Coding Horror

programming and human factors

Why Isn't My Encryption.. Encrypting?

It's as true in life as it is in client-server programming: the only secret that can't be compromised is the one you never revealed.

But sometimes, it's unavoidable. If you must send a secret down to the client, you can encrypt it. The most common form of encryption is symmetric encryption, where the same key is used to both encrypt and decrypt. Most languages have relatively easy to use libraries in place for symmetric encryption. Here's how we were doing it in .NET:

public static string Encrypt(string toEncrypt, string key, bool useHashing)
byte[] keyArray = UTF8Encoding.UTF8.GetBytes(key);
byte[] toEncryptArray = UTF8Encoding.UTF8.GetBytes(toEncrypt);
if (useHashing)
keyArray = new MD5CryptoServiceProvider().ComputeHash(keyArray);
var tdes = new TripleDESCryptoServiceProvider()
{ Key = keyArray, Mode = CipherMode.ECB, Padding = PaddingMode.PKCS7 };
ICryptoTransform cTransform = tdes.CreateEncryptor();
byte[] resultArray = cTransform.TransformFinalBlock(
toEncryptArray, 0, toEncryptArray.Length);
return Convert.ToBase64String(resultArray, 0, resultArray.Length);

This is how our symmetric encryption function works:

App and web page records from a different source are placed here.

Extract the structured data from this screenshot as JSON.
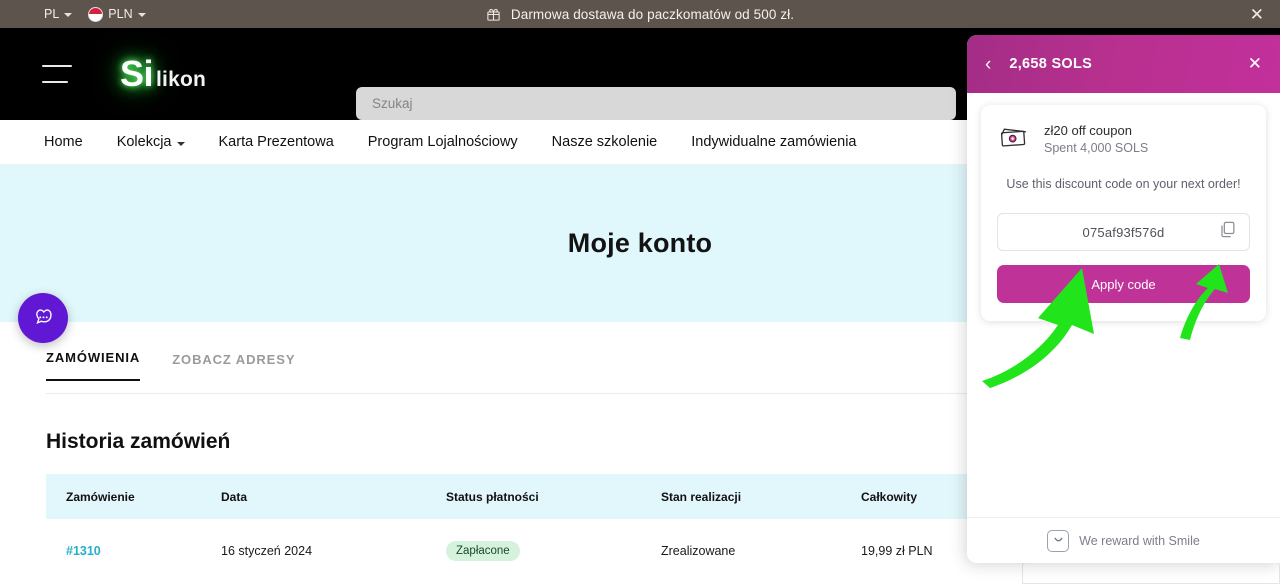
{
  "promo_bar": {
    "language": "PL",
    "currency": "PLN",
    "flag_icon": "flag-pl-icon",
    "gift_icon": "gift-icon",
    "message": "Darmowa dostawa do paczkomatów od 500 zł.",
    "close_icon": "✕"
  },
  "header": {
    "menu_icon": "hamburger-icon",
    "logo_primary": "Si",
    "logo_secondary": "likon",
    "search_placeholder": "Szukaj"
  },
  "nav": {
    "items": [
      {
        "label": "Home",
        "has_caret": false
      },
      {
        "label": "Kolekcja",
        "has_caret": true
      },
      {
        "label": "Karta Prezentowa",
        "has_caret": false
      },
      {
        "label": "Program Lojalnościowy",
        "has_caret": false
      },
      {
        "label": "Nasze szkolenie",
        "has_caret": false
      },
      {
        "label": "Indywidualne zamówienia",
        "has_caret": false
      }
    ]
  },
  "hero": {
    "title": "Moje konto",
    "background_color": "#e0f7fc"
  },
  "chat_widget": {
    "icon": "chat-bubble-icon",
    "color": "#6018d4"
  },
  "account": {
    "tabs": [
      {
        "label": "ZAMÓWIENIA",
        "active": true
      },
      {
        "label": "ZOBACZ ADRESY",
        "active": false
      }
    ],
    "section_title": "Historia zamówień",
    "table": {
      "columns": [
        "Zamówienie",
        "Data",
        "Status płatności",
        "Stan realizacji",
        "Całkowity"
      ],
      "rows": [
        {
          "order": "#1310",
          "date": "16 styczeń 2024",
          "payment_status": "Zapłacone",
          "fulfillment": "Zrealizowane",
          "total": "19,99 zł PLN"
        }
      ],
      "header_background": "#e2f7fb",
      "link_color": "#24b0c9",
      "badge_background": "#d5f2dd"
    }
  },
  "rewards_panel": {
    "back_icon": "chevron-left-icon",
    "points_label": "2,658 SOLS",
    "close_icon": "✕",
    "header_color": "#b8308f",
    "coupon": {
      "icon": "banknotes-icon",
      "title": "zł20 off coupon",
      "subtitle": "Spent 4,000 SOLS",
      "message": "Use this discount code on your next order!",
      "code": "075af93f576d",
      "copy_icon": "copy-icon",
      "apply_label": "Apply code",
      "apply_color": "#bf3399"
    },
    "footer": {
      "icon": "smile-badge-icon",
      "text": "We reward with Smile"
    }
  },
  "annotations": {
    "arrow_color": "#21e41a",
    "arrows": [
      {
        "name": "arrow-to-copy-icon",
        "target": "copy-icon"
      },
      {
        "name": "arrow-to-apply-code",
        "target": "apply-code-button"
      }
    ]
  }
}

  1. We start with a secret string we want to protect. Let's say it is "password123".
  2. We pick a key. Let's use the key "key-m4st3r"
  3. Before encrypting, we'll prefix our secret with a salt to prevent dictionary attacks. Let's call our salt "NaCl".

We'd call the function like so:

Encrypt("NaCl" + "password123", "key-m4ast3r", true);

The output is a base64 encoded string of the TripleDES encrypted byte data. This encrypted data can now be sent to the client without any reasonable risk that the secret string will be revealed. There's always unreasonable risk, of the silent black government helicopter sort, but for all practical purposes there's no way someone could discover that your password is "password123" unless your key is revealed.

In our case, we were using this Encrypt() method to experiment with storing some state data in web pages related to the login process. We thought it was secure, because the data was encrypted. Sure it's encrypted! It says Encrypt() right there in the method name, right?


There's a bug in that code. A bug that makes our encrypted state data vulnerable. Do you see it? My coding mistakes, let me show you them!

string key = "SuperSecretKey";
Encrypt("try some different" +
key, true).Base64ToHex());
Encrypt("salts" +
key, true).Base64ToHex());

(I'm using strings with multiples of 8 here to make the Base64 conversions easier.)

Do you see the mistake now? It's a short trip from here to unlimited data tampering, particularly since the state data from the login process contained user entered strings. An attacker could simply submit the form as many times as she likes, chop out the encrypted attack values from the middle, and insert them into the next encrypted request -- which will happily decrypt and be processed as if our code had sent it down!

The culprit is this line of code:

{ Key = keyArray, Mode = CipherMode.ECB, Padding = PaddingMode.PKCS7 }

Which, much to our embarrassment, is an incredibly stupid parameter to use in symmetric encryption:

The Electronic Codebook (ECB) mode encrypts each block individually. This means that any blocks of plain text that are identical and are in the same message, or in a different message encrypted with the same key, will be transformed into identical cipher text blocks. If the plain text to be encrypted contains substantial repetition, it is feasible for the cipher text to be broken one block at a time. Also, it is possible for an active adversary to substitute and exchange individual blocks without detection.

It's fairly standard for symmetric encryption algorithms to use feedback from the previous block to seed the next block. I honestly did not realize that it was possible to pick a cipher mode that did not do some kind of block chaining! CipherMode.ECB? More like CipherMode.Fail!

So, what have we learned?

  1. If it doesn't have to be sent to the client, then don't! Secrets sent to the client can potentially be tampered with and compromised in various ways that aren't easy to see or even predict. In our case, we can store login state on the server and avoid transmitting any of that state to the client altogether.

  2. It isn't encryption until you've taken the time to fully understand the concepts behind the encryption code. Specifically, we didn't notice that our encryption function was using a highly questionable CipherMode that allowed block level substitution of the encrypted data.

Luckily, this was a somewhat experimental page on the site, so we were able to revert back to our standard server-side approach rather quickly once the exploit was discovered. I'm no Bruce Schneier, but I have a reasonable grasp of encryption concepts. And I still completely missed this problem.

So the next time you sit down to write some encryption code, consider the above two points carefully. Otherwise, like us, you'll be left wondering why your encryption isn't... encrypting.

(Thanks to Daniel LeCheminant for his assistance in discovering this issue.)

Written by Jeff Atwood

Indoor enthusiast. Co-founder of Stack Overflow and Discourse. Disclaimer: I have no idea what I'm talking about. Find me here: